Olle's collages and sculptures imitate functional workplace objects; charts and adjustable furniture. They remind me of ergonomics. Ergonomics is a field that charts human capabilities and limitations. It is the grease to the socio-technical mechanisms of our daily working life. Ergonomics has three strains: physical, cognitive and organisational. Ergonomic furniture design gave us the swivel, reclining, adjustable office chair. But it goes beyond physical space to cognitive space where it ensures our mental processes are engaged most effectively - that our minds don't wander or tire. Beyond the individual, organisational ergonomics reaches out into the very make up of our workplace, community, and city to ensure our society is best arranged to be productive. Ergonomics make sure you work comfortably. Ergonomics makes sure you work more. Ergonomics = Intensified labour. Ergonomics has the numbing effect of making the unreasonable tolerable - an insidiousness made more condescending since, in the process, the benefitting party appears compassionate. Olle's work is anti-ergonomic productivity. It rejects the streamlining of activity and cognition by mimicking the aesthetics of usefulness. The sculptures suggest functionality and it seems for a moment as though they might be an apparatus of obscure purpose. Instead they teeter with a sensational uselessness under the weight of disparate references. These objects are useful only for expanding and fragmenting our experience. The detritus of technology and industry which make up Olle's sculptures become tools with which he mocks the failure of these once 'useful' objects to reign in all productivity and put it in the service of efficiency. The collages, while insinuating corporate diagrams or flow charts, splinter rather than streamline our cognitive associations. Narrative asserts itself unexpectedly over and over and formalism jostles against the ever-expanding web of visual associations. Our productivity, as it occurs in the workplace, is ergonomic; activity and cognition is streamlined and fixed on a single path. Lets imagine instead, activity motivated by the metaphor of Indra's net; the infinite web of the universe which has at each vertex a jewel. Every jewel in the web contains the reflection of all the other jewels. And, in each reflected jewel, is the reflections of all the other jewels.

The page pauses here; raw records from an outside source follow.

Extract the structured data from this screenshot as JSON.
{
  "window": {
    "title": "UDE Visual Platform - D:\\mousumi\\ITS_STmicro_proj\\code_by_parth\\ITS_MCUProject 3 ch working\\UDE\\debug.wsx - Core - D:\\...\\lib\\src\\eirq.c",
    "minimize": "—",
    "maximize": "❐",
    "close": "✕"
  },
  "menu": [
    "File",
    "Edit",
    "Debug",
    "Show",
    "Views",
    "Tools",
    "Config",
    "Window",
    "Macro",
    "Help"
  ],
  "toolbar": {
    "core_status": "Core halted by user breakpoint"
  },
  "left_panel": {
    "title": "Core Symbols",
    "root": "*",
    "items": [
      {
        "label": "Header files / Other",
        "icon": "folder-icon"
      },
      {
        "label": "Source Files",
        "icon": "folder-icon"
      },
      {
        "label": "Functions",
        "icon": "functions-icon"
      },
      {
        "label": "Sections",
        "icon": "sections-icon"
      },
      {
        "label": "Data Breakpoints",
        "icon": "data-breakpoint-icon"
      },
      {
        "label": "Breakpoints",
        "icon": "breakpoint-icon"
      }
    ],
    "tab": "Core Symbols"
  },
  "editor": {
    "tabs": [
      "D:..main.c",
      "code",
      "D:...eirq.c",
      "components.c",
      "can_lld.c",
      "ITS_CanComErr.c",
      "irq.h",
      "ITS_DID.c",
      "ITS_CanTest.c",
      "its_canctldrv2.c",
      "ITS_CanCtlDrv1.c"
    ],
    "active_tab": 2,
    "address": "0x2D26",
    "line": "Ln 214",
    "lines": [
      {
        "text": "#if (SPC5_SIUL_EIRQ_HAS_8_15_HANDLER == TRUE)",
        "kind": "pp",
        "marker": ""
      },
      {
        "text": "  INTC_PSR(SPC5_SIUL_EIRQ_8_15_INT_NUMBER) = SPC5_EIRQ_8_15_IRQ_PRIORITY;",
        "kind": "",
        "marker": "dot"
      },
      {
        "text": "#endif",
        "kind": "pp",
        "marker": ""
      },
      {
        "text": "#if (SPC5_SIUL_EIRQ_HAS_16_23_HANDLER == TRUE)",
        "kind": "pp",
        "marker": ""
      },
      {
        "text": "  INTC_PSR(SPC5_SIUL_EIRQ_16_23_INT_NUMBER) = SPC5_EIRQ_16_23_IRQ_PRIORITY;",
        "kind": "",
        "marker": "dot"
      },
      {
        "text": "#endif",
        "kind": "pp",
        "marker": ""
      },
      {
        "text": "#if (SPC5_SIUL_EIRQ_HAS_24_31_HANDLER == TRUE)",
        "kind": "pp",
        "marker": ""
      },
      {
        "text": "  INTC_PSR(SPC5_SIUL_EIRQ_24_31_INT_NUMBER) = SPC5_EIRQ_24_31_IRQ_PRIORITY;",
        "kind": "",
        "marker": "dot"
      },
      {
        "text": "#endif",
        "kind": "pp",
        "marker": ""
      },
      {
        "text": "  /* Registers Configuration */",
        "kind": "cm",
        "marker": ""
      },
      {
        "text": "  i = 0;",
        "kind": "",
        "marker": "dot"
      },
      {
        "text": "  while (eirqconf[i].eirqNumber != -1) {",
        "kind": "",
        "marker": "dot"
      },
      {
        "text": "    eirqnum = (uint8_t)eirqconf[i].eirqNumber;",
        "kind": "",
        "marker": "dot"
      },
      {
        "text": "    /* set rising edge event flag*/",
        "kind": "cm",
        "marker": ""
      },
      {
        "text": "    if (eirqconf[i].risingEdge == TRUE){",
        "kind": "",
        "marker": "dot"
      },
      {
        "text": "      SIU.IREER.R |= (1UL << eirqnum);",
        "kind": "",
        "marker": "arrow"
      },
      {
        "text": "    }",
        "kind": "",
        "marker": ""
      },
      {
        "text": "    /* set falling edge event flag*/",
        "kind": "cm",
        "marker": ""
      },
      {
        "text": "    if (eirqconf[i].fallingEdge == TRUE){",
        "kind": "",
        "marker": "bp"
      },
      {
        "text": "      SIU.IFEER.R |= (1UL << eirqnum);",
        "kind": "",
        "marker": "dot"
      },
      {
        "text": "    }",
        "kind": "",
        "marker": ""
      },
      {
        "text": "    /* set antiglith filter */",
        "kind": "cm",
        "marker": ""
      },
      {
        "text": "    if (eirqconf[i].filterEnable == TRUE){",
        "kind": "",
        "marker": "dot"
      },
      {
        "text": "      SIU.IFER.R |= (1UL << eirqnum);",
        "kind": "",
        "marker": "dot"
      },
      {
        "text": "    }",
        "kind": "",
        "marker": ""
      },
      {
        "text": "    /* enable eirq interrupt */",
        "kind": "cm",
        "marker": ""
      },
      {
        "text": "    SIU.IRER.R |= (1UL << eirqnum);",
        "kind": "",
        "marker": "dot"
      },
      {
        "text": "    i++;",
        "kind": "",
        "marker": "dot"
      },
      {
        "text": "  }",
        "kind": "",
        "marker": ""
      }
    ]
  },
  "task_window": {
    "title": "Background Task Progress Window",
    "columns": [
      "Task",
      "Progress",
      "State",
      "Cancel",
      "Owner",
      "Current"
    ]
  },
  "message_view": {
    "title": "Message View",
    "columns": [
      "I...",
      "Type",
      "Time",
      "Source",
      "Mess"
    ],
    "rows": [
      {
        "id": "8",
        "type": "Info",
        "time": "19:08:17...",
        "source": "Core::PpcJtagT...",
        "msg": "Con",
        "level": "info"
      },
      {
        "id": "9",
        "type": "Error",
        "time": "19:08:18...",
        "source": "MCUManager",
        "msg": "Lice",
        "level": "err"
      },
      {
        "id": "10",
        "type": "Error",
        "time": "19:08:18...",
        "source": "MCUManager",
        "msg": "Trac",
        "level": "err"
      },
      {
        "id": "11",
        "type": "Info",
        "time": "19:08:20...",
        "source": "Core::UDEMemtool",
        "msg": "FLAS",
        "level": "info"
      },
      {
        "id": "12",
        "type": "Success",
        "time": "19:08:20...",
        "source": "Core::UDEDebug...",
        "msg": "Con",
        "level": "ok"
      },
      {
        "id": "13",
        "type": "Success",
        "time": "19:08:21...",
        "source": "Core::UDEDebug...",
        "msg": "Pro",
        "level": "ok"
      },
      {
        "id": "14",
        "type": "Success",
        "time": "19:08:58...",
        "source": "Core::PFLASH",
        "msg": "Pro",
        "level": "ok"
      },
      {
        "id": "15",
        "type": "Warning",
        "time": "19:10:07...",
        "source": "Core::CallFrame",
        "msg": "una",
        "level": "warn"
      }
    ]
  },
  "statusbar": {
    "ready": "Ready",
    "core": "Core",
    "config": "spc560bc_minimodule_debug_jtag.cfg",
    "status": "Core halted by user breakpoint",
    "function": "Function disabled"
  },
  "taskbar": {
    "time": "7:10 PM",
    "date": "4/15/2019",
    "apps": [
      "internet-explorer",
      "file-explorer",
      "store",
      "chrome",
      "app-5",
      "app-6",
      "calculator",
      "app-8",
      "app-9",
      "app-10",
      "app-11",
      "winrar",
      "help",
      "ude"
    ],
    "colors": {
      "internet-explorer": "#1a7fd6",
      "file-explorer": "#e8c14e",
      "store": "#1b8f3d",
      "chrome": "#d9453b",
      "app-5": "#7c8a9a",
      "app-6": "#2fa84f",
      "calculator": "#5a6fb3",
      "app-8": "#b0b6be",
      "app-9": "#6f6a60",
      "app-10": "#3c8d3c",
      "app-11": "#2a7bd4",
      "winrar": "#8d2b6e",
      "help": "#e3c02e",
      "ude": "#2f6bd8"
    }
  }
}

The accumulation of words, images, conversation, sound, information and history splays out in front of us and its web of references is infinite. The ergonomic rationalisation of our world is too comfortable. Lets produce less efficiently.
—Pip Wallis